- “Progress with air quality management in the 60 years since the UK Clean Air Act of 1956. Lessons, failures, challenges and opportunities.” by Jim Longhurst, University of the West of England.
- “Relationship between quality of ambient air and respiratory disease in the Polish population” by Malgorzata Kowalska, Medical University of Silesia, Poland.
- “Prediction of hourly ozone concentrations with multiple regression and
- multilayer perception models” by Carmen Capilla, Polytechnic University of Seville, Spain.
The rest of the papers were divided into a series of topics as follows:
- Health effects
- Emission studies
- Aerosols and particles
- Air pollution modelling
- Air pollution modernisation and management
- Monitoring and measuring
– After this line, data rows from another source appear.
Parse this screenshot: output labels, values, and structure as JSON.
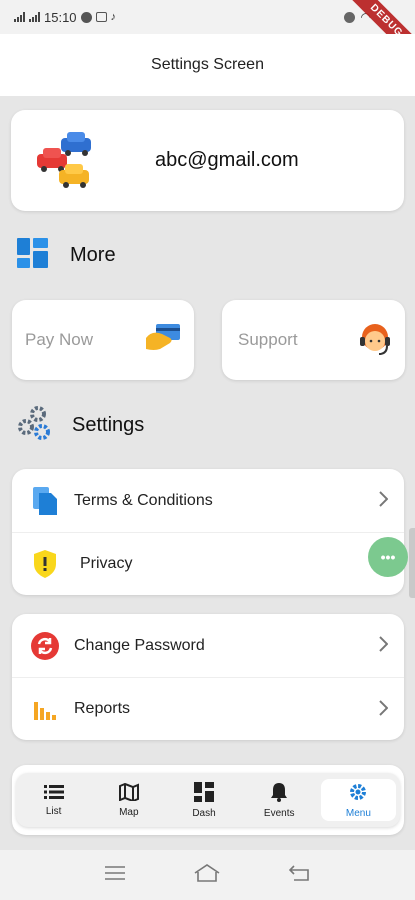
{
  "status_bar": {
    "time": "15:10",
    "debug_label": "DEBUG"
  },
  "app_bar": {
    "title": "Settings Screen"
  },
  "profile": {
    "email": "abc@gmail.com",
    "avatar_icon": "cars-icon"
  },
  "more": {
    "title": "More",
    "icon": "dashboard-grid-icon",
    "actions": [
      {
        "label": "Pay Now",
        "icon": "card-payment-icon"
      },
      {
        "label": "Support",
        "icon": "support-agent-icon"
      }
    ]
  },
  "settings": {
    "title": "Settings",
    "icon": "gears-icon",
    "group1": [
      {
        "label": "Terms & Conditions",
        "icon": "document-icon"
      },
      {
        "label": "Privacy",
        "icon": "shield-icon"
      }
    ],
    "group2": [
      {
        "label": "Change Password",
        "icon": "refresh-icon"
      },
      {
        "label": "Reports",
        "icon": "bar-chart-icon"
      }
    ]
  },
  "bottom_nav": {
    "items": [
      {
        "label": "List",
        "icon": "list-icon"
      },
      {
        "label": "Map",
        "icon": "map-icon"
      },
      {
        "label": "Dash",
        "icon": "dashboard-icon"
      },
      {
        "label": "Events",
        "icon": "bell-icon"
      },
      {
        "label": "Menu",
        "icon": "settings-gear-icon"
      }
    ],
    "active": "Menu"
  },
  "colors": {
    "accent": "#1e7fd6",
    "background": "#e6e6e6",
    "fab": "#7cc98f",
    "debug": "#b71c1c"
  }
}
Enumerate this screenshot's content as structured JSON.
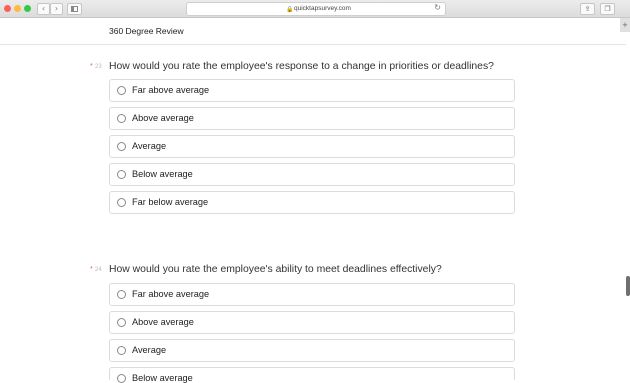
{
  "browser": {
    "url_host": "quicktapsurvey.com",
    "lock_icon": "lock-icon",
    "reload_icon": "reload-icon"
  },
  "page": {
    "survey_title": "360 Degree Review"
  },
  "questions": [
    {
      "number": "23",
      "required_mark": "*",
      "text": "How would you rate the employee's response to a change in priorities or deadlines?",
      "options": [
        "Far above average",
        "Above average",
        "Average",
        "Below average",
        "Far below average"
      ]
    },
    {
      "number": "24",
      "required_mark": "*",
      "text": "How would you rate the employee's ability to meet deadlines effectively?",
      "options": [
        "Far above average",
        "Above average",
        "Average",
        "Below average"
      ]
    }
  ]
}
The emphasis of the Conference, as with all those in the WIT programme, was to allow as much time for discussions as possible. This took place during the formal sessions as well as during the extended coffee breaks and lunches. There was also a joint session with the 22nd International Conference on Urban Transport and the Environment which took place during the same week and at the same venue. This was motivated by the idea of helping to understand better the relationship between air pollution and urban traffic, which pollutes the atmosphere in terms of volatile components and particles. The idea was most successful and it may be followed in the future in those cases when the two meetings coincide.
The lunches also helped to cement the links developing among the participants. They consisted of a buffet menu and were taken around the main pool. The ISAC (International Scientific Advisory Committee) met over dinner to discuss the next meeting. The dinner took place in an outstanding restaurant at the sea front and consisted of a large grouper fish. The Committee discussed new topics to be included in the Call for Papers and changes to the objectives of the meeting. This is important as the continuous success of the Conference over nearly a quarter of a century is mainly due to its capacity for renewal and evolution. In addition, some new members were nominated for the Committee. The case of where to hold the next conference was discussed in some detail and WIT’s Conference Division was requested to investigate suitable venues. The Conference dinner consisted of a series of typical Cretan dishes, including lamb prepared with rice and other roasted meats. The wines and other dishes were also for the island and of excellent quality. The evening ended with a variety of Cretan sweets and the Island’s formidable raki. The right programme included music and singing during the dinner and the presence of a local group which performed different types of Cretan dancing. At the end, the bravest delegates joined the dancers in a friendly atmosphere.
Close of the Conference
The Conference was closed by Professor Carlos Brebbia and Jim Longhurst. Carlos thanked the delegates for their support of WIT activities and hoped that they will consider collaborating with the Institute’s activities in the future. He stressed WIT’s commitment to disseminate the work at the Conference as widely as possible and in this regard the recent Open Access initiative is a major step forward. Jim closed the Conference by commenting on the friendly atmosphere during the Meeting and invited the delegates to keep in touch with each other and come back next year to participate in the next Conference in the series to take place in Cádiz, Spain, from 25 to 27 April 2017.
Sustainable Development and Planning 2017